**TASK PROMPT:** Copy each line of the listing that includes "spłate".

EXCERPTED DATA Start Marker

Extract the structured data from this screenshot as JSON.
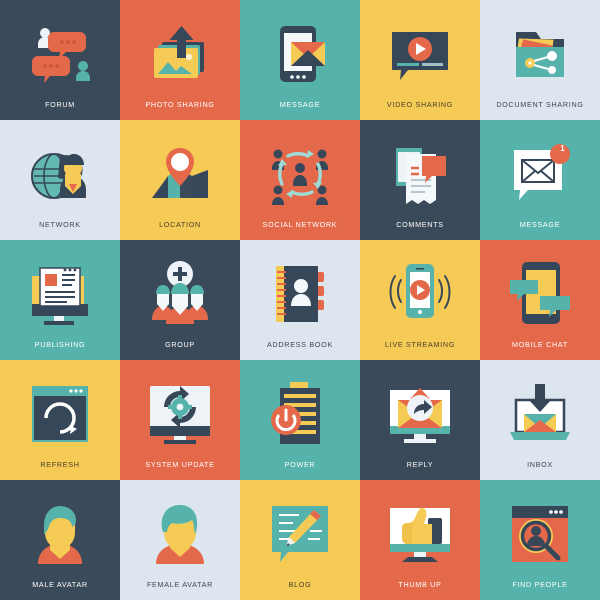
{
  "grid": {
    "columns": 5,
    "rows": 5,
    "tile_size": 120,
    "palette": {
      "dark": "#3b4a5a",
      "orange": "#e4684a",
      "teal": "#56b3ab",
      "yellow": "#f5cb55",
      "light": "#dde5ee",
      "white": "#ffffff",
      "deep_navy": "#37475a",
      "sand": "#f0c14b"
    }
  },
  "tiles": [
    {
      "label": "FORUM",
      "icon": "forum-icon",
      "bg": "dark",
      "label_class": "lbl-ondark"
    },
    {
      "label": "PHOTO SHARING",
      "icon": "photo-sharing-icon",
      "bg": "orange",
      "label_class": "lbl-onorange"
    },
    {
      "label": "MESSAGE",
      "icon": "message-tablet-icon",
      "bg": "teal",
      "label_class": "lbl-onteal"
    },
    {
      "label": "VIDEO SHARING",
      "icon": "video-sharing-icon",
      "bg": "yellow",
      "label_class": "lbl-onyellow"
    },
    {
      "label": "DOCUMENT SHARING",
      "icon": "document-sharing-icon",
      "bg": "light",
      "label_class": "lbl-onlight"
    },
    {
      "label": "NETWORK",
      "icon": "network-globe-icon",
      "bg": "light",
      "label_class": "lbl-onlight"
    },
    {
      "label": "LOCATION",
      "icon": "location-pin-icon",
      "bg": "yellow",
      "label_class": "lbl-onyellow"
    },
    {
      "label": "SOCIAL NETWORK",
      "icon": "social-network-icon",
      "bg": "orange",
      "label_class": "lbl-onorange"
    },
    {
      "label": "COMMENTS",
      "icon": "comments-icon",
      "bg": "dark",
      "label_class": "lbl-ondark"
    },
    {
      "label": "MESSAGE",
      "icon": "message-badge-icon",
      "bg": "teal",
      "label_class": "lbl-onteal",
      "badge": "1"
    },
    {
      "label": "PUBLISHING",
      "icon": "publishing-icon",
      "bg": "teal",
      "label_class": "lbl-onteal"
    },
    {
      "label": "GROUP",
      "icon": "group-add-icon",
      "bg": "dark",
      "label_class": "lbl-ondark"
    },
    {
      "label": "ADDRESS BOOK",
      "icon": "address-book-icon",
      "bg": "light",
      "label_class": "lbl-onlight"
    },
    {
      "label": "LIVE STREAMING",
      "icon": "live-streaming-icon",
      "bg": "yellow",
      "label_class": "lbl-onyellow"
    },
    {
      "label": "MOBILE CHAT",
      "icon": "mobile-chat-icon",
      "bg": "orange",
      "label_class": "lbl-onorange"
    },
    {
      "label": "REFRESH",
      "icon": "refresh-icon",
      "bg": "yellow",
      "label_class": "lbl-onyellow"
    },
    {
      "label": "SYSTEM UPDATE",
      "icon": "system-update-icon",
      "bg": "orange",
      "label_class": "lbl-onorange"
    },
    {
      "label": "POWER",
      "icon": "power-icon",
      "bg": "teal",
      "label_class": "lbl-onteal"
    },
    {
      "label": "REPLY",
      "icon": "reply-icon",
      "bg": "dark",
      "label_class": "lbl-ondark"
    },
    {
      "label": "INBOX",
      "icon": "inbox-icon",
      "bg": "light",
      "label_class": "lbl-onlight"
    },
    {
      "label": "MALE AVATAR",
      "icon": "male-avatar-icon",
      "bg": "dark",
      "label_class": "lbl-ondark"
    },
    {
      "label": "FEMALE AVATAR",
      "icon": "female-avatar-icon",
      "bg": "light",
      "label_class": "lbl-onlight"
    },
    {
      "label": "BLOG",
      "icon": "blog-icon",
      "bg": "yellow",
      "label_class": "lbl-onyellow"
    },
    {
      "label": "THUMB UP",
      "icon": "thumb-up-icon",
      "bg": "orange",
      "label_class": "lbl-onorange"
    },
    {
      "label": "FIND PEOPLE",
      "icon": "find-people-icon",
      "bg": "teal",
      "label_class": "lbl-onteal"
    }
  ]
}
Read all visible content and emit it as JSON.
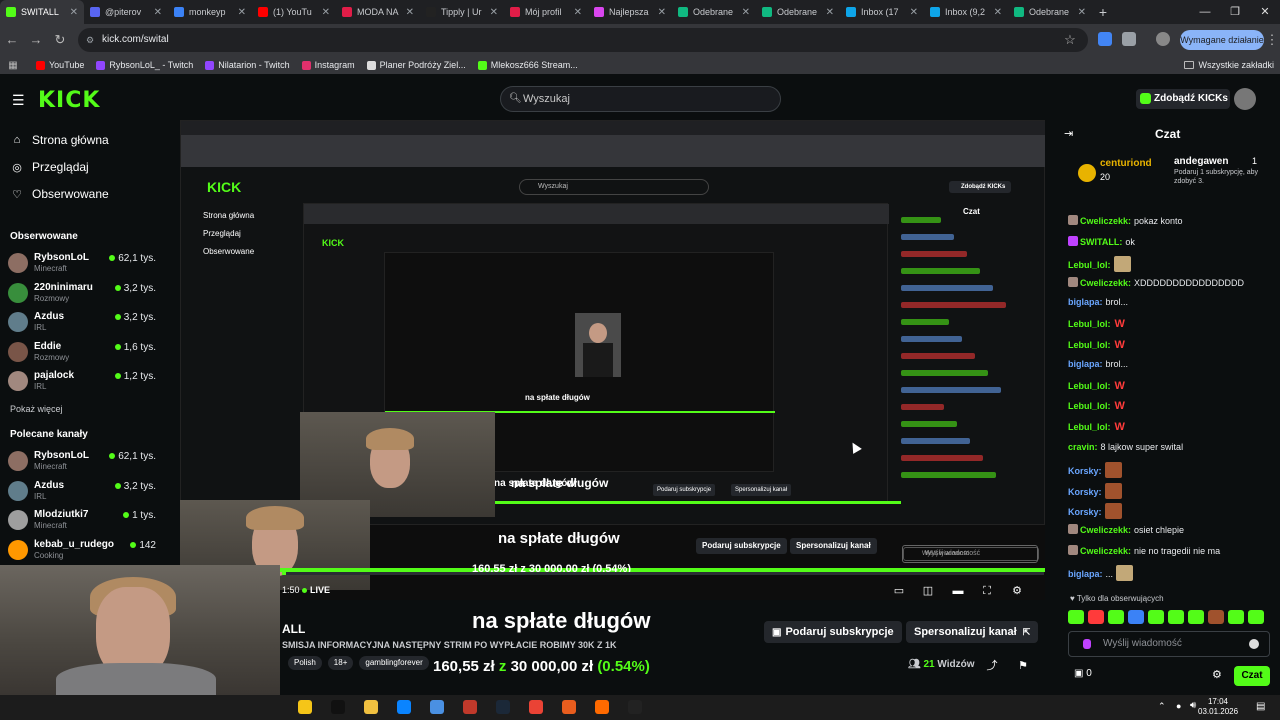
{
  "browser": {
    "tabs": [
      {
        "label": "SWITALL",
        "color": "#53fc18",
        "active": true
      },
      {
        "label": "@piterov",
        "color": "#5865f2"
      },
      {
        "label": "monkeyp",
        "color": "#3b82f6"
      },
      {
        "label": "(1) YouTu",
        "color": "#ff0000"
      },
      {
        "label": "MODA NA",
        "color": "#e11d48"
      },
      {
        "label": "Tipply | Ur",
        "color": "#222222"
      },
      {
        "label": "Mój profil",
        "color": "#e11d48"
      },
      {
        "label": "Najlepsza",
        "color": "#d946ef"
      },
      {
        "label": "Odebrane",
        "color": "#10b981"
      },
      {
        "label": "Odebrane",
        "color": "#10b981"
      },
      {
        "label": "Inbox (17",
        "color": "#0ea5e9"
      },
      {
        "label": "Inbox (9,2",
        "color": "#0ea5e9"
      },
      {
        "label": "Odebrane",
        "color": "#10b981"
      }
    ],
    "url": "kick.com/swital",
    "required_action": "Wymagane działanie",
    "bookmarks": [
      {
        "label": "YouTube",
        "color": "#ff0000"
      },
      {
        "label": "RybsonLoL_ - Twitch",
        "color": "#9146ff"
      },
      {
        "label": "Nilatarion - Twitch",
        "color": "#9146ff"
      },
      {
        "label": "Instagram",
        "color": "#e1306c"
      },
      {
        "label": "Planer Podróży Ziel...",
        "color": "#dddddd"
      },
      {
        "label": "Mlekosz666 Stream...",
        "color": "#53fc18"
      }
    ],
    "all_bookmarks": "Wszystkie zakładki"
  },
  "header": {
    "logo": "KICK",
    "search_placeholder": "Wyszukaj",
    "get_kicks": "Zdobądź KICKs"
  },
  "sidebar": {
    "nav": [
      {
        "label": "Strona główna",
        "icon": "home-icon"
      },
      {
        "label": "Przeglądaj",
        "icon": "compass-icon"
      },
      {
        "label": "Obserwowane",
        "icon": "heart-icon"
      }
    ],
    "followed_title": "Obserwowane",
    "followed": [
      {
        "name": "RybsonLoL",
        "category": "Minecraft",
        "viewers": "62,1 tys.",
        "color": "#8d6e63"
      },
      {
        "name": "220ninimaru",
        "category": "Rozmowy",
        "viewers": "3,2 tys.",
        "color": "#388e3c"
      },
      {
        "name": "Azdus",
        "category": "IRL",
        "viewers": "3,2 tys.",
        "color": "#607d8b"
      },
      {
        "name": "Eddie",
        "category": "Rozmowy",
        "viewers": "1,6 tys.",
        "color": "#795548"
      },
      {
        "name": "pajalock",
        "category": "IRL",
        "viewers": "1,2 tys.",
        "color": "#a1887f"
      }
    ],
    "show_more": "Pokaż więcej",
    "recommended_title": "Polecane kanały",
    "recommended": [
      {
        "name": "RybsonLoL",
        "category": "Minecraft",
        "viewers": "62,1 tys.",
        "color": "#8d6e63"
      },
      {
        "name": "Azdus",
        "category": "IRL",
        "viewers": "3,2 tys.",
        "color": "#607d8b"
      },
      {
        "name": "Mlodziutki7",
        "category": "Minecraft",
        "viewers": "1 tys.",
        "color": "#9e9e9e"
      },
      {
        "name": "kebab_u_rudego",
        "category": "Cooking",
        "viewers": "142",
        "color": "#ff9800"
      }
    ]
  },
  "stream": {
    "live_time": "1:50",
    "live_label": "LIVE",
    "channel_short": "ALL",
    "title": "na spłate długów",
    "subtitle": "SMISJA INFORMACYJNA NASTĘPNY STRIM PO WYPŁACIE ROBIMY 30K Z 1K",
    "tags": [
      "Polish",
      "18+",
      "gamblingforever"
    ],
    "goal_current": "160,55 zł",
    "goal_sep": "z",
    "goal_target": "30 000,00 zł",
    "goal_percent": "(0.54%)",
    "goal_fraction": 0.0054,
    "gift_sub": "Podaruj subskrypcje",
    "customize": "Spersonalizuj kanał",
    "viewers_count": "21",
    "viewers_label": "Widzów"
  },
  "nested": {
    "title_1": "na spłate długów",
    "title_2": "na spłate długów",
    "title_3": "na spłate długów",
    "goal_1": "160,55 zł z 30 000,00 zł (0.54%)",
    "gift_sub": "Podaruj subskrypcje",
    "customize": "Spersonalizuj kanał",
    "chat_title": "Czat",
    "input_placeholder": "Wyślij wiadomość",
    "search": "Wyszukaj",
    "get_kicks": "Zdobądź KICKs",
    "nav_home": "Strona główna",
    "nav_browse": "Przeglądaj",
    "nav_follow": "Obserwowane"
  },
  "chat": {
    "title": "Czat",
    "pinned": {
      "user1": "centuriond",
      "count1": "20",
      "user2": "andegawen",
      "count2": "1",
      "note": "Podaruj 1 subskrypcję, aby zdobyć 3."
    },
    "messages": [
      {
        "user": "Cweliczekk",
        "color": "#53fc18",
        "text": "pokaz konto",
        "badge": "#a1887f"
      },
      {
        "user": "SWITALL",
        "color": "#53fc18",
        "text": "ok",
        "badge": "#c042ff"
      },
      {
        "user": "Lebul_lol",
        "color": "#53fc18",
        "text": "",
        "emote": "#c2a878"
      },
      {
        "user": "Cweliczekk",
        "color": "#53fc18",
        "text": "XDDDDDDDDDDDDDDDD",
        "badge": "#a1887f"
      },
      {
        "user": "biglapa",
        "color": "#6aa6ff",
        "text": "brol..."
      },
      {
        "user": "Lebul_lol",
        "color": "#53fc18",
        "w": "W"
      },
      {
        "user": "Lebul_lol",
        "color": "#53fc18",
        "w": "W"
      },
      {
        "user": "biglapa",
        "color": "#6aa6ff",
        "text": "brol..."
      },
      {
        "user": "Lebul_lol",
        "color": "#53fc18",
        "w": "W"
      },
      {
        "user": "Lebul_lol",
        "color": "#53fc18",
        "w": "W"
      },
      {
        "user": "Lebul_lol",
        "color": "#53fc18",
        "w": "W"
      },
      {
        "user": "cravin",
        "color": "#53fc18",
        "text": "8 lajkow super swital"
      },
      {
        "user": "Korsky",
        "color": "#6aa6ff",
        "emote": "#a0522d"
      },
      {
        "user": "Korsky",
        "color": "#6aa6ff",
        "emote": "#a0522d"
      },
      {
        "user": "Korsky",
        "color": "#6aa6ff",
        "emote": "#a0522d"
      },
      {
        "user": "Cweliczekk",
        "color": "#53fc18",
        "text": "osiet chlepie",
        "badge": "#a1887f"
      },
      {
        "user": "Cweliczekk",
        "color": "#53fc18",
        "text": "nie no tragedii nie ma",
        "badge": "#a1887f"
      },
      {
        "user": "biglapa",
        "color": "#6aa6ff",
        "text": "...",
        "emote": "#c2a878"
      }
    ],
    "subs_only": "Tylko dla obserwujących",
    "input_placeholder": "Wyślij wiadomość",
    "count": "0",
    "send": "Czat"
  },
  "taskbar": {
    "time": "17:04",
    "date": "03.01.2026"
  },
  "colors": {
    "kick_green": "#53fc18",
    "bg": "#0b0e0f",
    "panel": "#24272c"
  }
}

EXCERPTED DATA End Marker

**RESPONSE AREA:**
    "title": "na spłate długów",
    "title_1": "na spłate długów",
    "title_2": "na spłate długów",
    "title_3": "na spłate długów",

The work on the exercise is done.